|Image courtesy of|
I didn't actually attend Book Expo America this week, but I feel like I might as well have, considering all the articles, blogs, and tweets that filled the digital airwaves.
I imagined BEA to be an amazing experience in celebration of books. Based on some of the coverage, I thought it was neat to see what kind of new books were releasing in the Fall and beyond.
But from a distance, it also kinda looked like a weird family reunion, where warring cousins put down their arms just long enough not grieve Grandma and the new in-laws were shunned. That was mostly from talks on the business of publishing and digital books. And digital books have seem to become almost synonymous with self-publishing these days, since it's a low cost platform for independent writers to distribute their work.
|Image courtesy of Cheerios(R).|
But it seems like the friction between the two is getting more vehement. It's like one says to the other, "You're not a real buyer for buying cheap generic," and the other retorts, "You're an insufferable snob for wasting money on Cheerios." Alter those two statements to refer to books, and that's sorta what some of the BEA presentations and subsequent responses appeared like.
It's a little sad. It's like saying someone isn't a "real" artist because her work appears on Etsy instead of an art gallery, or that another isn't a "real" musician because he's not signed to a label. On the other side, it's like saying someone is a tool of the industry if she or he chooses to sign with a publisher or label.
Some people like generic brands and others like Cheerios. They choose the options that work for them, and there's nothing wrong with that.
I do think it's a a little weird when an author says Amazon is evil for allowing self-pubbers to flood the market with poor quality books. They can have their publisher remove their books from Amazon then, if they don't want them to sell it next to the "bad" books. It's a simple solution, isn't it?
And there are people who jump from one "side" to the other with amazing results. Some authors like JA Konrath and others started out as traditionals and then decided to self-pub, and it totally worked in their favor. Amanda Hocking, Christopher Paolini, and Beatrix Potter self-pubbed first before going traditional, and the rest is history. Others are doing both and crowdfunding through Kickstarter (for example) to get their indie projects off the line. Options!

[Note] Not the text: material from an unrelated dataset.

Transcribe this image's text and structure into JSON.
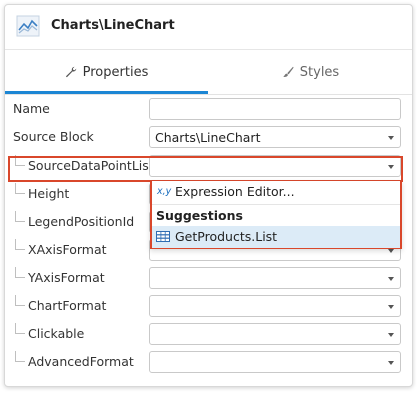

I don't think traditional publishers are dead, and I think they'll figure out how to operate with changing business models and such. And it'll take time. After all, it takes a traditional publisher YEARS to acquire and release a book, so naturally they'll take a while to get things sorted. But I think they will eventually. I also don't think self-pubbing is a fad. It's an option that I don't think is a bad one (obviously). After all, an author gets to retain all her rights, so why should she not experiment with and exploit those rights how she sees fit?
And at the end of the day, the readers/consumers are going to be the ultimate judges when they vote with their dollars. It works that way on both sides. I don't think people have to worry about poor quality books flooding the market. (News Flash: They already have. You would've seen that straight away if you were one of the first ever buyers of Seranfyll for the Kindle :p Thank God for cool people catching typos and re-uploads.) And like on both sides, the cream is always going to rise to the top because the consumer is buying what she wants, whether generic or name brand.